Previously we talked about Hay bales representing a great store of value over the winter and bragged about how much hay was in the barn. Since that time all the goats have decided the green spring grass is no good and they want to tear up all the unauthorized Hay bales. It’s great fun.
Wood is pricey right now and we have stacks of pallets bought cheap on Craigslist last year. Time to put them to work.
This was one of the good days in life. Kids played, all the materials were on hand, clear objectives and smooth work flow. Finished the whole side of the barn by lunch.
After that we hung gates on the two ends of the barn to finish isolating it.
Momma Marbles has successfully accepted our bottle buckling and has turned out to be the most nurturing momma we’ve worked with. After putting them together in their bonding pen, we held her still for a bit and helped little guy get busy. It worked and then kept working, and now they’re just free ranging the back yard and nursing freely.
Those pallets behind them will turn out to be useful for the next project… fencing in the pole barn from nefarious and untimely hay consumption. Pallets are cheap and lumber is really expensive right now!
Joel Salatin talks about having hay on hand as a high yield savings account. He’s right. We had our pastures baled over the summer before any livestock set foot and came away with 16 bales at $22 each. Our friends from BA Agriculture helped line the bales up in the pole barn with their tractor.

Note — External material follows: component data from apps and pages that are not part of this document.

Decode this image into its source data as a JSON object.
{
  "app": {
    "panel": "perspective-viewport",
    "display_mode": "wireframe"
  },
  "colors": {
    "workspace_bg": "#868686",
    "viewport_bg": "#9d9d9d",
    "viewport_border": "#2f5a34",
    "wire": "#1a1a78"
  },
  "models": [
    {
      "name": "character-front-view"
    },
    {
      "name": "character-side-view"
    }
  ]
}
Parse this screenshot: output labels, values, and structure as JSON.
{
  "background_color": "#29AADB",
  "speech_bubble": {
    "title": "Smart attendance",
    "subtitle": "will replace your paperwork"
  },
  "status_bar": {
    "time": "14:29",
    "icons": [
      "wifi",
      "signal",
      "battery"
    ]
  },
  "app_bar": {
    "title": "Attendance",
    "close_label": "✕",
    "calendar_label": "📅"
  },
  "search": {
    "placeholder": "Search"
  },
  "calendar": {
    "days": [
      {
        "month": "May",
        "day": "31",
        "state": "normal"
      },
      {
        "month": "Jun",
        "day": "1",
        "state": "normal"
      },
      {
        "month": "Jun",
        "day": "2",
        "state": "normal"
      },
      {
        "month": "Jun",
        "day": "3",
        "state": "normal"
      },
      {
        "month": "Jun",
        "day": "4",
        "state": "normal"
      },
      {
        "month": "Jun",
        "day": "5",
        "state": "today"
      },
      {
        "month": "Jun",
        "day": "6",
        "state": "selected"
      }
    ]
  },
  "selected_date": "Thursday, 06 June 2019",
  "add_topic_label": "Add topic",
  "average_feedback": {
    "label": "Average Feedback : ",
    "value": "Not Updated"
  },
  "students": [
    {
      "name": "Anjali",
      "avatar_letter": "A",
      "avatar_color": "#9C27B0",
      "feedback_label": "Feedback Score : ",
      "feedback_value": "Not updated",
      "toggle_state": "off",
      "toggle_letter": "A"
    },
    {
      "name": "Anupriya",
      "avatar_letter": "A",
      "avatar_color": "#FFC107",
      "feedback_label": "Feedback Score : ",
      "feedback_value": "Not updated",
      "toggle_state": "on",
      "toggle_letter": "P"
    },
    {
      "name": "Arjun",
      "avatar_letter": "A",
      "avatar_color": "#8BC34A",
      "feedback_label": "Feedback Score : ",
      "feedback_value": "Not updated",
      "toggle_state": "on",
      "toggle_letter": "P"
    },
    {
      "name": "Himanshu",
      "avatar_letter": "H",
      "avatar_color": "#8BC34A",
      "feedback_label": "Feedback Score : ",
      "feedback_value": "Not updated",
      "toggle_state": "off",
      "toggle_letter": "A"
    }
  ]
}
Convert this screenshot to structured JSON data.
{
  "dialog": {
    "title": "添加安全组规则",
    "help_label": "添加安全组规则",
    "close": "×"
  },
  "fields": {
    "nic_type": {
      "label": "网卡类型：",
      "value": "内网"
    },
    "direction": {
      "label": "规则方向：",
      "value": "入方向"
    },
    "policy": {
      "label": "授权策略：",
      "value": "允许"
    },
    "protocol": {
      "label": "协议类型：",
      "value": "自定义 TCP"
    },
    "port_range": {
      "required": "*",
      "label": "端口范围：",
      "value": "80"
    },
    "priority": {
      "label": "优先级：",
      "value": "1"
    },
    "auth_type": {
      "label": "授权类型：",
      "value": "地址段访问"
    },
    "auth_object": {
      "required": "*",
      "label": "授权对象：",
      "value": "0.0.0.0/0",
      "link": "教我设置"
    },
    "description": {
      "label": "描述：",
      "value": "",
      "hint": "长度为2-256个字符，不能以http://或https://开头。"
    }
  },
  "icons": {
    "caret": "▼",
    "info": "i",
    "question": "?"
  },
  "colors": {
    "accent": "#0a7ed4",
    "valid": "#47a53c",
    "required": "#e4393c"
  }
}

This last week of feeding unlimited hay has used up 3 bales, at current winter rates that’s $65 per bale. We should make it through the whole winter using about 5 bales and have hay for the next two winters as well.
Going into 2021, working to figure out a square bale solution. For our plans human sized solutions are needed. The round bales look rolly, but they aren’t. It’s a huge labor to move one around, and we have no way to sell them as we can’t load up someone’s trailer with it. Square bales may cost more but will fit our purposes, and agricultural antifragility, much better.
It’s been holding steady well below freezing for 3 days now. I’m a Texas boy, this is new and strange. One of the problems we noticed quickly is the animals water freezes over, so you have to go break it open.
It doesn’t sound daunting or tedious until you have to suit up for the cold. I freezer burned an earlobe on day one without enough head coverings.
The best tool so far is the mattock from EasyDigging. Normally a good hand tool for people of all ages in the garden, it’s become my go to for opening water portals. Then there’s steers like this that don’t want the easy water, they’ll get some on their own.
Through it all, I’ve been impressed by the Anatolian Shepherd, Sullivan, having the least amount of concern about the cold.